When we scroll down Instagram, most of us are looking for stunning images to inspire us, give us a hint at what the latest trends are/will be and even just to find something funny to brighten our day. However, even for the exclusively ‘fashion conscious’ among us, Instagram has become a much more powerful tool than something to while away the time with.
Besides being an amazing way to help create brand awareness and liberate designers from the retail chain, ultimately letting them sell their own products directly on the platform, Instagram has become a helpful metric tool as well.
When we’re looking at fashion posts or blogs, more often than not we’re viewing them from the point of view of someone who is either a fan of the designer/brand or as someone who interested in buying from the brand/label. But there’s something that most of us are over-looking and that’s the ability to buy stocks or shares in a brand or label that we love.
While it is true that entering the stock market and buying a dress are two totally different things, being able to make money from a brand you love while supporting them is a really cool feature that isn’t always made clear enough to younger generations these days. Plus encouraging more women to hold stock portfolios at some point in their lives is a great way of creating a more accessible and inclusive attitude in the largely male-dominated world of the stock market. Just saying!
That being said, using an application like Instagram as a tool to determine which brands are likely going to be successful stock is a great idea. According to a recent study by UBS, analysts realized that there was a 76% correlation between the number of likes a brand page was getting per post and overall per month and the number of sales they would ultimately make that month.

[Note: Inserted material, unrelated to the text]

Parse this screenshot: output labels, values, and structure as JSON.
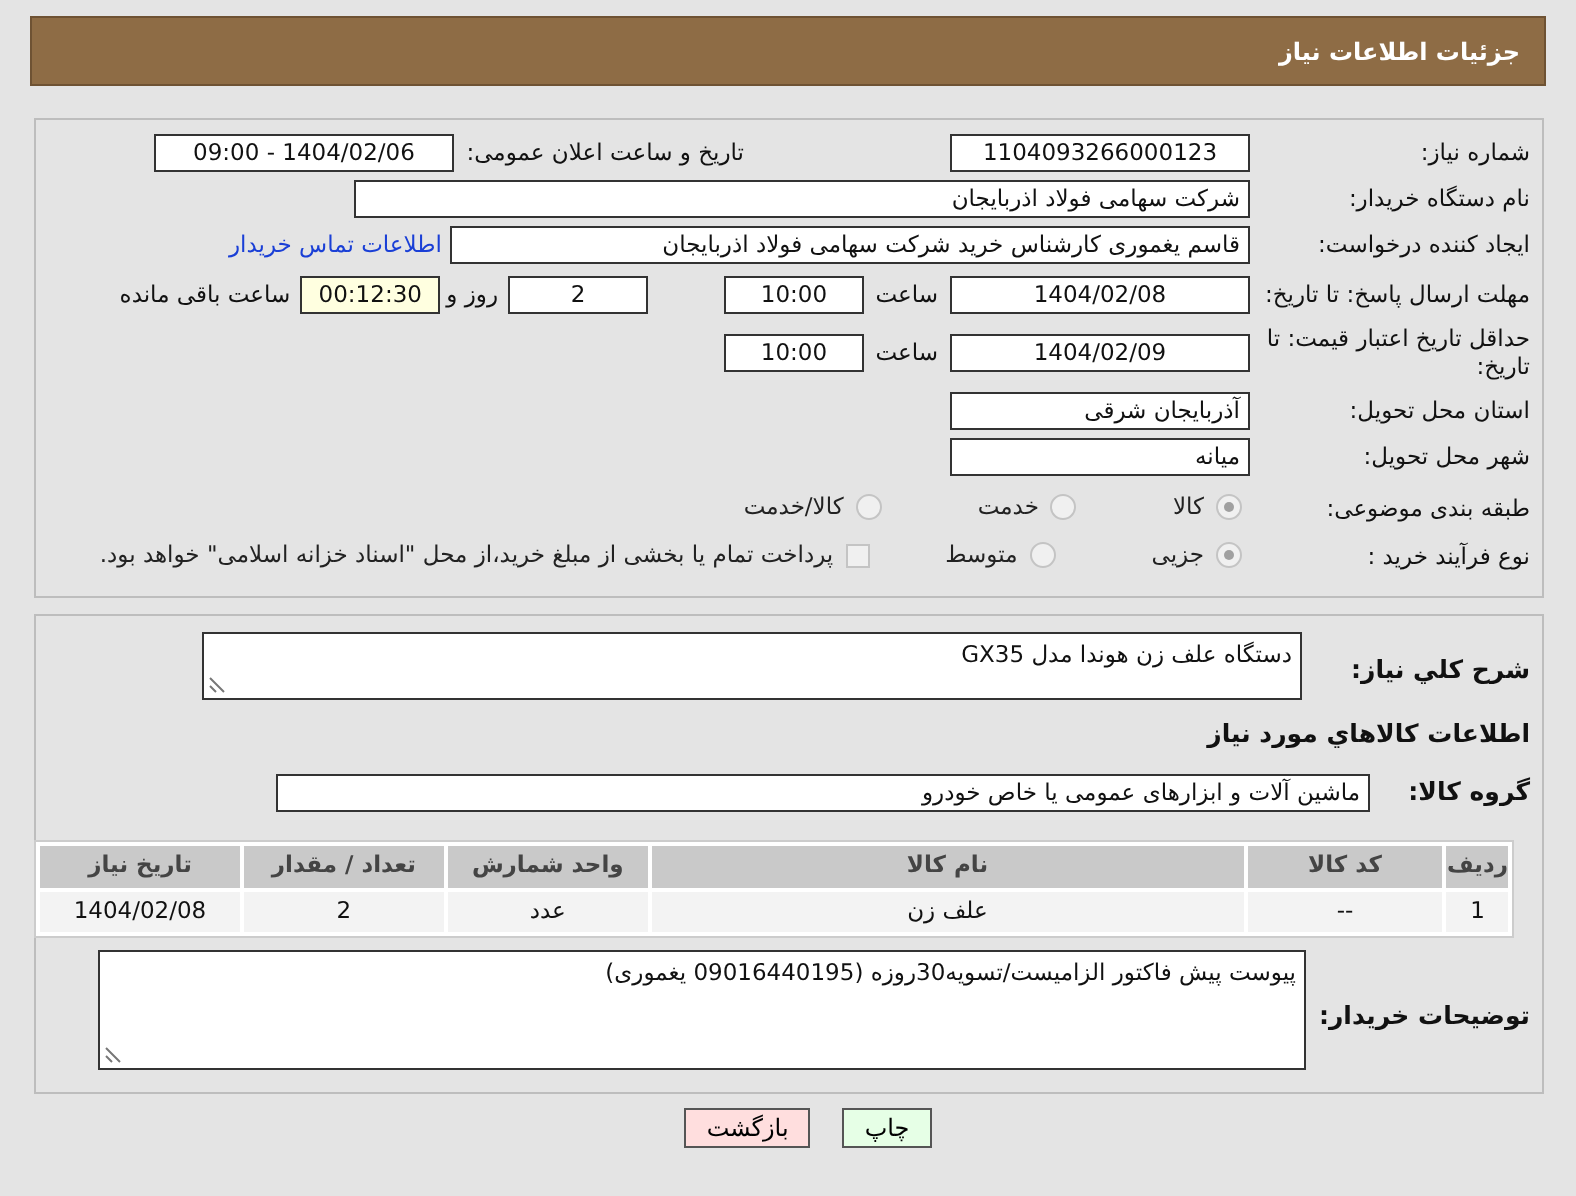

When pages have a higher number of likes, even if most people can’t afford their designer items, it shows that they’re more likely to at some point or another. The stronger a brands market share, the more valuable each share becomes – at least in the world of fashion, where popularity and mass appeal are the name of the game (as well as style of course).